Assignment - Word for word, restate all of the records.

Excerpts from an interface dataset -
BEGIN

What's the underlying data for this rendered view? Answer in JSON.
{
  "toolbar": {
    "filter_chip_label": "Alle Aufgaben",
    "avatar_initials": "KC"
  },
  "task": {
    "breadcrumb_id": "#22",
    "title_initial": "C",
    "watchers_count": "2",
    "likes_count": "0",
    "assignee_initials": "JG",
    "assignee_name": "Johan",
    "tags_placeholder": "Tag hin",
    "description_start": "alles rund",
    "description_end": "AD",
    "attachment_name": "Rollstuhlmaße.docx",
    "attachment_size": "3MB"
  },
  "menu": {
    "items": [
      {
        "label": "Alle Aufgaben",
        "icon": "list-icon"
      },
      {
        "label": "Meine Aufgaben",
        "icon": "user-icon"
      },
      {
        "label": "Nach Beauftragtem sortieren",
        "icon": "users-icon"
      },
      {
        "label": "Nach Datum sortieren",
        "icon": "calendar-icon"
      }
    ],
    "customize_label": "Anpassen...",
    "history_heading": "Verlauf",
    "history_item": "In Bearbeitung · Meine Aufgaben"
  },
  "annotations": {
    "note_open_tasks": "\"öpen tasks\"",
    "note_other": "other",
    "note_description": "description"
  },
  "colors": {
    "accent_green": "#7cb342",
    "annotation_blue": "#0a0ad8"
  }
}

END

Task response -
What's the underlying data for this rendered view? Answer in JSON.
{
  "toolbar": {
    "filter_chip_label": "Alle Aufgaben",
    "avatar_initials": "KC"
  },
  "task": {
    "breadcrumb_id": "#22",
    "title_initial": "C",
    "watchers_count": "2",
    "likes_count": "0",
    "assignee_initials": "JG",
    "assignee_name": "Johan",
    "tags_placeholder": "Tag hin",
    "description_start": "alles rund",
    "description_end": "AD",
    "attachment_name": "Rollstuhlmaße.docx",
    "attachment_size": "3MB"
  },
  "menu": {
    "items": [
      {
        "label": "Alle Aufgaben",
        "icon": "list-icon"
      },
      {
        "label": "Meine Aufgaben",
        "icon": "user-icon"
      },
      {
        "label": "Nach Beauftragtem sortieren",
        "icon": "users-icon"
      },
      {
        "label": "Nach Datum sortieren",
        "icon": "calendar-icon"
      }
    ],
    "customize_label": "Anpassen...",
    "history_heading": "Verlauf",
    "history_item": "In Bearbeitung · Meine Aufgaben"
  },
  "annotations": {
    "note_open_tasks": "\"öpen tasks\"",
    "note_other": "other",
    "note_description": "description"
  },
  "colors": {
    "accent_green": "#7cb342",
    "annotation_blue": "#0a0ad8"
  }
}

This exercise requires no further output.